In our “muscle centric” approach to exercise, we would first have you focus less on weight and more on body composition. If you add lean muscle which would be one of the main benefits of strength training, then you are adding metabolically active tissue. The idea of muscle being metabolically active goes well beyond simply increasing your resting metabolic rate. When you contract your muscles through strength training exercise you are releasing cell signaling myokines. These myokines also interact with adipokines (cell signals from fat cells) and cell signals from the gut microbiome. This myokine signaling is what is believed to be responsible for many of the benefits associated with exercise and High Intensity Strength Training. You can see a full list of benefits on our blog here.
If you combine strength training with a good nutrition protocol you can simultaneously add muscle while losing body fat. The smart combination of both nutrition and strength training is the most efficient and long lasting approach to changing body composition.
Dieting alone or in conjunction with “aerobic” training in the absence of strength training can sometimes lead to what we refer to as “indiscriminate” weight loss. This means that you are potentially losing both fat and muscle. We want to provide a stimulus through strength training that sends a signal to our body that the muscle is necessary and therefore must be maintained or even gained during calorie restriction.
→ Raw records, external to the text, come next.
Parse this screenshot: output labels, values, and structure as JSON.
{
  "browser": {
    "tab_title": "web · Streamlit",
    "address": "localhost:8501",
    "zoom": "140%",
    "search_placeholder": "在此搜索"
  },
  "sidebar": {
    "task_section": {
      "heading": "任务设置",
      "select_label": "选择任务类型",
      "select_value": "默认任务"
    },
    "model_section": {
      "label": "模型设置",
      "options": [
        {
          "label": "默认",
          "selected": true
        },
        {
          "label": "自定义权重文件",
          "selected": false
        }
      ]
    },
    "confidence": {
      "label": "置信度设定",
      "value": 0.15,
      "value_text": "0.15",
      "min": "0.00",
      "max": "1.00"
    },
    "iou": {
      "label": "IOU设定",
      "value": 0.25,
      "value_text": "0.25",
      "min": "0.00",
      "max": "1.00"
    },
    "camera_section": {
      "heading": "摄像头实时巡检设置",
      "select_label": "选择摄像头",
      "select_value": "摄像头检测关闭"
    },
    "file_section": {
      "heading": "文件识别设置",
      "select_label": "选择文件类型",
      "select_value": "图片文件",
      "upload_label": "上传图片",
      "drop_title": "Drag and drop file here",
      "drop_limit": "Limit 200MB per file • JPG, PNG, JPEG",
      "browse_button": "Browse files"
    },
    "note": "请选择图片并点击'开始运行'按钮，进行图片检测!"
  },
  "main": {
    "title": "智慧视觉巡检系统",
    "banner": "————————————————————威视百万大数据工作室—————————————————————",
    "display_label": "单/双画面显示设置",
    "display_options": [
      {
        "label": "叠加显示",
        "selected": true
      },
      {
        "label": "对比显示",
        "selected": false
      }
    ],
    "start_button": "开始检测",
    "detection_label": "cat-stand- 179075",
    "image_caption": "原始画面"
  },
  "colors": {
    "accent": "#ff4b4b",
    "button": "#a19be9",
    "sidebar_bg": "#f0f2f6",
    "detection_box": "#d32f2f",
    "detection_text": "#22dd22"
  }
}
Exercise alone can sometimes work but it is not the most efficient method and is not necessarily the best strategy for long term results. I’m sure you know of some athletes who were very active while training for their sport and also lean during their competitive years. Then, they get to a point in life when they are no longer as active yet do not adjust their nutrition accordingly. In other words they continue to eat as if they are still training as they did previously. As a result, they often gain body fat. As the saying goes “You can’t out train a bad diet.”